The demographic reconstruction of extinct societies from archaeological sites is a complex problem. A variety of variables affect the adequacy of the cemetery census, especially aboriginal burial practices, post-mortem preservation, excavation techniques, and estimation of demographic variables by investigators. Most important of all is the need to adjust life table values by typically high human rates of intrinsic growth. The number of populations that meet all these stringencies is unfortunately few, but one is the Libben Site, located in the Great Black Swamp of Northern Ohio. Dating from late first millennium, it is the largest single-occupation archaeological skeletal series from the Eastern Woodlands of the United States.

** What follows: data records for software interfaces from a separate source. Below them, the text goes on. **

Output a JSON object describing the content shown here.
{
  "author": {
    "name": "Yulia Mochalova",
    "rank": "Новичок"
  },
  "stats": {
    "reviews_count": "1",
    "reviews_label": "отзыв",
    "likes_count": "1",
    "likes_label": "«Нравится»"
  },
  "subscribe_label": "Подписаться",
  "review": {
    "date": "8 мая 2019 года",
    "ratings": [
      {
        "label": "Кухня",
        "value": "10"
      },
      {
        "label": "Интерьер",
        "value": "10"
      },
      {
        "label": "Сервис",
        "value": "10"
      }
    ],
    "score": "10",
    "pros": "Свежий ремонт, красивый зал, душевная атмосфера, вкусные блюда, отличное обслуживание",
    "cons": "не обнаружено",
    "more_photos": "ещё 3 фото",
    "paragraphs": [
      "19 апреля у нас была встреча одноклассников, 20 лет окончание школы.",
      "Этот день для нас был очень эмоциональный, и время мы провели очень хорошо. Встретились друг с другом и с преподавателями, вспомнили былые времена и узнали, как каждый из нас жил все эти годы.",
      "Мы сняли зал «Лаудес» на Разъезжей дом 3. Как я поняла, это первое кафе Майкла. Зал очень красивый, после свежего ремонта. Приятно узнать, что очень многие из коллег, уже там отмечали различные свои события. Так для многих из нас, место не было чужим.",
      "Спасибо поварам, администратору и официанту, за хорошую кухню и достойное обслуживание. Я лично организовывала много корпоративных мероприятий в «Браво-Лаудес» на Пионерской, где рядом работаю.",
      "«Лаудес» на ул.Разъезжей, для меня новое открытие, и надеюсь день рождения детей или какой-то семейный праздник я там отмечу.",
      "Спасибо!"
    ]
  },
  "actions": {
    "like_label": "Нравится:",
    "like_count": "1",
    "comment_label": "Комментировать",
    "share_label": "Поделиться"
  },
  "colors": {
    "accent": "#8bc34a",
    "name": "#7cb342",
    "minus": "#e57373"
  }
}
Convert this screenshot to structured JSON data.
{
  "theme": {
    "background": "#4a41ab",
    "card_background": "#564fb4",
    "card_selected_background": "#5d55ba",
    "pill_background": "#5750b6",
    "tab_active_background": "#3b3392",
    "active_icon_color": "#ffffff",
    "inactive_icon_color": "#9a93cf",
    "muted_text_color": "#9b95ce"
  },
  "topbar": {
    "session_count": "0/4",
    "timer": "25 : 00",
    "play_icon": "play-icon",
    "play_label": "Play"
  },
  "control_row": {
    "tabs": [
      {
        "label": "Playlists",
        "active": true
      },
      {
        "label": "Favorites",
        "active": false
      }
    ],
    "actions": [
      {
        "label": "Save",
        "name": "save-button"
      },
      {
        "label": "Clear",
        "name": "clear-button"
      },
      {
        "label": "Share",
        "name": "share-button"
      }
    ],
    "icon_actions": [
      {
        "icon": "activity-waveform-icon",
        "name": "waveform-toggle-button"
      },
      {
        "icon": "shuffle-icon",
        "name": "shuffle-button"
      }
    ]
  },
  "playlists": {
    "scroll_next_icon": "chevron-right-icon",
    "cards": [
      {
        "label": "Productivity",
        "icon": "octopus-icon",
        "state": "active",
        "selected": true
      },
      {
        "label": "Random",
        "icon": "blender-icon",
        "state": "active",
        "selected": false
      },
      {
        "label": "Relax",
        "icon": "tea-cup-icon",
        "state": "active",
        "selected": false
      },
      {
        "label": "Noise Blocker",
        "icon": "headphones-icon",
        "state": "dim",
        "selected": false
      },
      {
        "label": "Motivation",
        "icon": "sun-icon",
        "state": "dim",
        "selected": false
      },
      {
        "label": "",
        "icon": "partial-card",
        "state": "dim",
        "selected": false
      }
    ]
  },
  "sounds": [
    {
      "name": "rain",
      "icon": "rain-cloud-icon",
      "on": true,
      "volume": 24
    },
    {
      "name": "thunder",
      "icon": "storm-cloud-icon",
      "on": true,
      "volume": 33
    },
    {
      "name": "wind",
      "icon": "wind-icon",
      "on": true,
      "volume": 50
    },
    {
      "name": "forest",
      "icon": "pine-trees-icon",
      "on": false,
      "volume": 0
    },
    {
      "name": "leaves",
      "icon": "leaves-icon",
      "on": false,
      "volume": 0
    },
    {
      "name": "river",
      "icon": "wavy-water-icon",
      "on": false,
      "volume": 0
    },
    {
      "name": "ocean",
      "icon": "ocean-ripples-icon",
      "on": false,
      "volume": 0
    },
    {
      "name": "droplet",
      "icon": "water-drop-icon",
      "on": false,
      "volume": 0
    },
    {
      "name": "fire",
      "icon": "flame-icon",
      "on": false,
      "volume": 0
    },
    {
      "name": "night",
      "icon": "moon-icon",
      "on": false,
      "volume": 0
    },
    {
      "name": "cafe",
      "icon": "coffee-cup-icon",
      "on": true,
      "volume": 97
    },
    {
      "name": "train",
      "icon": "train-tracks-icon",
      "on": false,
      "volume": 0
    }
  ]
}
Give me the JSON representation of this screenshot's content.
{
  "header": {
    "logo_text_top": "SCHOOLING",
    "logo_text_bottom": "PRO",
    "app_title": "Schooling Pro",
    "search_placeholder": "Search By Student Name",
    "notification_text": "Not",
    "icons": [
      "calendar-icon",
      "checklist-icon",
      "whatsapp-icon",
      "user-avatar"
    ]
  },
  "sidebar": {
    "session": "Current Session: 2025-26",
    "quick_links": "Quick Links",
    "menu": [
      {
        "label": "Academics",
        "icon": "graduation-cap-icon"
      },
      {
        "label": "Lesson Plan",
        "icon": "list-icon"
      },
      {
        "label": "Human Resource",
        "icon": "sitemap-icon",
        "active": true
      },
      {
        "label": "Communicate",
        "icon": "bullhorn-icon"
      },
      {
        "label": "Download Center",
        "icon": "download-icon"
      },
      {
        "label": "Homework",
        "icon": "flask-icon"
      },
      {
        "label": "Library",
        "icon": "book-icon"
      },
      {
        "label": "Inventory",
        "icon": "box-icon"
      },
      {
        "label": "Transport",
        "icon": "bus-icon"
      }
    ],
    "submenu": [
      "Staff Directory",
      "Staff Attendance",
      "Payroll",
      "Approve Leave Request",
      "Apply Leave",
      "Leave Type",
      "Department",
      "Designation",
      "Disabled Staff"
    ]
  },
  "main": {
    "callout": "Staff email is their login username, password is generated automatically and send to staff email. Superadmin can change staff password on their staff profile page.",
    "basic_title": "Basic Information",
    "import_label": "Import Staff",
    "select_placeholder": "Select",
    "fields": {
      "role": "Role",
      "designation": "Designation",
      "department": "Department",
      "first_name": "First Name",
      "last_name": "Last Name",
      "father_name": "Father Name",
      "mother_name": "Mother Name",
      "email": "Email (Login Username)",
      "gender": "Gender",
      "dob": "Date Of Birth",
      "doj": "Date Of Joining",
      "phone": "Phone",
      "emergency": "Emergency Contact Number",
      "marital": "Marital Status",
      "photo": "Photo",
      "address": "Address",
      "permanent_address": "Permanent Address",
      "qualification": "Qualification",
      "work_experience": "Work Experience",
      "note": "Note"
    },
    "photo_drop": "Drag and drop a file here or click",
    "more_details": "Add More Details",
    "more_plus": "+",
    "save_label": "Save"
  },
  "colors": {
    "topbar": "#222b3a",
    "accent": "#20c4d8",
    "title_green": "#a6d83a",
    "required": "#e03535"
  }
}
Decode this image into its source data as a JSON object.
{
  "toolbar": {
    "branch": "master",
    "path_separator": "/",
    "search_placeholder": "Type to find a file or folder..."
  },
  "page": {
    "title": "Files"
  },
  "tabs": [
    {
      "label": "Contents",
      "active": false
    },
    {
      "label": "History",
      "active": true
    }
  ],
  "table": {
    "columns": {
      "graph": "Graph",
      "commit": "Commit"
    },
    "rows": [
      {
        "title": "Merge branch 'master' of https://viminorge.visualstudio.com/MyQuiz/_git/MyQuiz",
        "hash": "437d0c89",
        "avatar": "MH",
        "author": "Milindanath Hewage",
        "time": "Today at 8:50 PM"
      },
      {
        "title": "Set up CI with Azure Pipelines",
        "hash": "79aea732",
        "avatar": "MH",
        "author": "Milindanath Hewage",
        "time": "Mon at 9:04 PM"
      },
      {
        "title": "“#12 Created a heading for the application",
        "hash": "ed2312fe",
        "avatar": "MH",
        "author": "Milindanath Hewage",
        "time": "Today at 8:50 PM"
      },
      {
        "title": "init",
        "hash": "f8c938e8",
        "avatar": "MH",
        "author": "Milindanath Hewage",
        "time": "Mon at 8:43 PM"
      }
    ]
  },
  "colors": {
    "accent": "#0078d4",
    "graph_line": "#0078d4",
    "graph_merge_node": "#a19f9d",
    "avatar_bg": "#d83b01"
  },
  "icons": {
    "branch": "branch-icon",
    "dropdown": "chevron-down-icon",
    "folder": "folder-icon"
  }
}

Drawing from auricular-based skeletal ages and modern ethnographic estimates of fertility, we present the paleodemography of this important site, including growth-adjusted mortality profiles and age structures. These carry important implications for all phases of human evolution


Springer Netherlands